Work item:
Exactly as written, print each record in the listing.

Material shown:

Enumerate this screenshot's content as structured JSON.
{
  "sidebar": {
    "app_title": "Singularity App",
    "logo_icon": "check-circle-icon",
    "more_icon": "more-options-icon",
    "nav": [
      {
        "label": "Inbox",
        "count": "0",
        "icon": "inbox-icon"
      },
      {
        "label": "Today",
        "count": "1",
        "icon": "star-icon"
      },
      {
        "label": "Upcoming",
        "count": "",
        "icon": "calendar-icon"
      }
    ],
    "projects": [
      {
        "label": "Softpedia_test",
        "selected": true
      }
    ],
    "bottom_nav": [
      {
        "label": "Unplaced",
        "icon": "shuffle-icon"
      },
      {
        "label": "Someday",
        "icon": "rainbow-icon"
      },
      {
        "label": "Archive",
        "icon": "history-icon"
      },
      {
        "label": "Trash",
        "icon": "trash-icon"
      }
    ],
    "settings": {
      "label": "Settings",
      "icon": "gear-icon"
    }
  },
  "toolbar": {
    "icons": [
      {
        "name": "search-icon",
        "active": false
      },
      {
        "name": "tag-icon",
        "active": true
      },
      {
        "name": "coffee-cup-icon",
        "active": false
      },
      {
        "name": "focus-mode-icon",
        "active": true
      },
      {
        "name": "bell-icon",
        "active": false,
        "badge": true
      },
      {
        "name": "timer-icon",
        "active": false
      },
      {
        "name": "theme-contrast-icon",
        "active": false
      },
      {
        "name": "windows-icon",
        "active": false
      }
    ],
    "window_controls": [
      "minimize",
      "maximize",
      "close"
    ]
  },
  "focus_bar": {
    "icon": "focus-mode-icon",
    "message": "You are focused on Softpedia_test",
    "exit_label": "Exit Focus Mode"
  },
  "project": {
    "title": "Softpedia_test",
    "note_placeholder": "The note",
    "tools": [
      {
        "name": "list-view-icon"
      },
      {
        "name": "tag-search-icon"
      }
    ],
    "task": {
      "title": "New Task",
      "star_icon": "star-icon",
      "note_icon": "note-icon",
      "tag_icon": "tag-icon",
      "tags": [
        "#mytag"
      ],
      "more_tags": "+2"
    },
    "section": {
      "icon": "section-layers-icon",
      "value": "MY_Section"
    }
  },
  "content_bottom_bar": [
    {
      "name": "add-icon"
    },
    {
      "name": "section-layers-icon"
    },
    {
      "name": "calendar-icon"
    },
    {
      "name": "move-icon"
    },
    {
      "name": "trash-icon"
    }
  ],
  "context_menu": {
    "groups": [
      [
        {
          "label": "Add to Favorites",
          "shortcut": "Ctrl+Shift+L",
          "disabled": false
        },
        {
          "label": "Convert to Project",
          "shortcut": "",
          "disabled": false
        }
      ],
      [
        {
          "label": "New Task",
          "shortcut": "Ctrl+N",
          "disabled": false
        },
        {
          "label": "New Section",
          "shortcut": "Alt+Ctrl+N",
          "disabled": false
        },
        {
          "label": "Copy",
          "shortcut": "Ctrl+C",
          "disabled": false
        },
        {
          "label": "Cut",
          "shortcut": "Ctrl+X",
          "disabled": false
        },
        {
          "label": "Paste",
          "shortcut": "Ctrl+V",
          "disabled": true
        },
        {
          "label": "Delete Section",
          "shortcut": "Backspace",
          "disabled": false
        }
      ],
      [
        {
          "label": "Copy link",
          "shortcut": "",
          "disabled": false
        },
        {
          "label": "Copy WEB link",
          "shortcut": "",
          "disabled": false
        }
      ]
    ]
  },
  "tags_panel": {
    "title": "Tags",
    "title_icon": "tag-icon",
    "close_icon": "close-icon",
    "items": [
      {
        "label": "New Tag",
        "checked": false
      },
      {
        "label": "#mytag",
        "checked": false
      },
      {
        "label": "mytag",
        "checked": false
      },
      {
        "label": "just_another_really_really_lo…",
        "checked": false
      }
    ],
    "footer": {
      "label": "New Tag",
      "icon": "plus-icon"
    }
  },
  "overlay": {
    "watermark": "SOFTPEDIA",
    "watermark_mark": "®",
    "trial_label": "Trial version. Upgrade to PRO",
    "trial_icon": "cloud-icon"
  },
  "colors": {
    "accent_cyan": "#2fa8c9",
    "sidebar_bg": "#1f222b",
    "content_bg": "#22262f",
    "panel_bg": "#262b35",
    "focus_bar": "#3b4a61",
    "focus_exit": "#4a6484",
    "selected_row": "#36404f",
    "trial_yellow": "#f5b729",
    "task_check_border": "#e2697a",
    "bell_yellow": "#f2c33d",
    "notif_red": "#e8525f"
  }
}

Exercise response:
Enumerate this screenshot's content as structured JSON.
{
  "sidebar": {
    "app_title": "Singularity App",
    "logo_icon": "check-circle-icon",
    "more_icon": "more-options-icon",
    "nav": [
      {
        "label": "Inbox",
        "count": "0",
        "icon": "inbox-icon"
      },
      {
        "label": "Today",
        "count": "1",
        "icon": "star-icon"
      },
      {
        "label": "Upcoming",
        "count": "",
        "icon": "calendar-icon"
      }
    ],
    "projects": [
      {
        "label": "Softpedia_test",
        "selected": true
      }
    ],
    "bottom_nav": [
      {
        "label": "Unplaced",
        "icon": "shuffle-icon"
      },
      {
        "label": "Someday",
        "icon": "rainbow-icon"
      },
      {
        "label": "Archive",
        "icon": "history-icon"
      },
      {
        "label": "Trash",
        "icon": "trash-icon"
      }
    ],
    "settings": {
      "label": "Settings",
      "icon": "gear-icon"
    }
  },
  "toolbar": {
    "icons": [
      {
        "name": "search-icon",
        "active": false
      },
      {
        "name": "tag-icon",
        "active": true
      },
      {
        "name": "coffee-cup-icon",
        "active": false
      },
      {
        "name": "focus-mode-icon",
        "active": true
      },
      {
        "name": "bell-icon",
        "active": false,
        "badge": true
      },
      {
        "name": "timer-icon",
        "active": false
      },
      {
        "name": "theme-contrast-icon",
        "active": false
      },
      {
        "name": "windows-icon",
        "active": false
      }
    ],
    "window_controls": [
      "minimize",
      "maximize",
      "close"
    ]
  },
  "focus_bar": {
    "icon": "focus-mode-icon",
    "message": "You are focused on Softpedia_test",
    "exit_label": "Exit Focus Mode"
  },
  "project": {
    "title": "Softpedia_test",
    "note_placeholder": "The note",
    "tools": [
      {
        "name": "list-view-icon"
      },
      {
        "name": "tag-search-icon"
      }
    ],
    "task": {
      "title": "New Task",
      "star_icon": "star-icon",
      "note_icon": "note-icon",
      "tag_icon": "tag-icon",
      "tags": [
        "#mytag"
      ],
      "more_tags": "+2"
    },
    "section": {
      "icon": "section-layers-icon",
      "value": "MY_Section"
    }
  },
  "content_bottom_bar": [
    {
      "name": "add-icon"
    },
    {
      "name": "section-layers-icon"
    },
    {
      "name": "calendar-icon"
    },
    {
      "name": "move-icon"
    },
    {
      "name": "trash-icon"
    }
  ],
  "context_menu": {
    "groups": [
      [
        {
          "label": "Add to Favorites",
          "shortcut": "Ctrl+Shift+L",
          "disabled": false
        },
        {
          "label": "Convert to Project",
          "shortcut": "",
          "disabled": false
        }
      ],
      [
        {
          "label": "New Task",
          "shortcut": "Ctrl+N",
          "disabled": false
        },
        {
          "label": "New Section",
          "shortcut": "Alt+Ctrl+N",
          "disabled": false
        },
        {
          "label": "Copy",
          "shortcut": "Ctrl+C",
          "disabled": false
        },
        {
          "label": "Cut",
          "shortcut": "Ctrl+X",
          "disabled": false
        },
        {
          "label": "Paste",
          "shortcut": "Ctrl+V",
          "disabled": true
        },
        {
          "label": "Delete Section",
          "shortcut": "Backspace",
          "disabled": false
        }
      ],
      [
        {
          "label": "Copy link",
          "shortcut": "",
          "disabled": false
        },
        {
          "label": "Copy WEB link",
          "shortcut": "",
          "disabled": false
        }
      ]
    ]
  },
  "tags_panel": {
    "title": "Tags",
    "title_icon": "tag-icon",
    "close_icon": "close-icon",
    "items": [
      {
        "label": "New Tag",
        "checked": false
      },
      {
        "label": "#mytag",
        "checked": false
      },
      {
        "label": "mytag",
        "checked": false
      },
      {
        "label": "just_another_really_really_lo…",
        "checked": false
      }
    ],
    "footer": {
      "label": "New Tag",
      "icon": "plus-icon"
    }
  },
  "overlay": {
    "watermark": "SOFTPEDIA",
    "watermark_mark": "®",
    "trial_label": "Trial version. Upgrade to PRO",
    "trial_icon": "cloud-icon"
  },
  "colors": {
    "accent_cyan": "#2fa8c9",
    "sidebar_bg": "#1f222b",
    "content_bg": "#22262f",
    "panel_bg": "#262b35",
    "focus_bar": "#3b4a61",
    "focus_exit": "#4a6484",
    "selected_row": "#36404f",
    "trial_yellow": "#f5b729",
    "task_check_border": "#e2697a",
    "bell_yellow": "#f2c33d",
    "notif_red": "#e8525f"
  }
}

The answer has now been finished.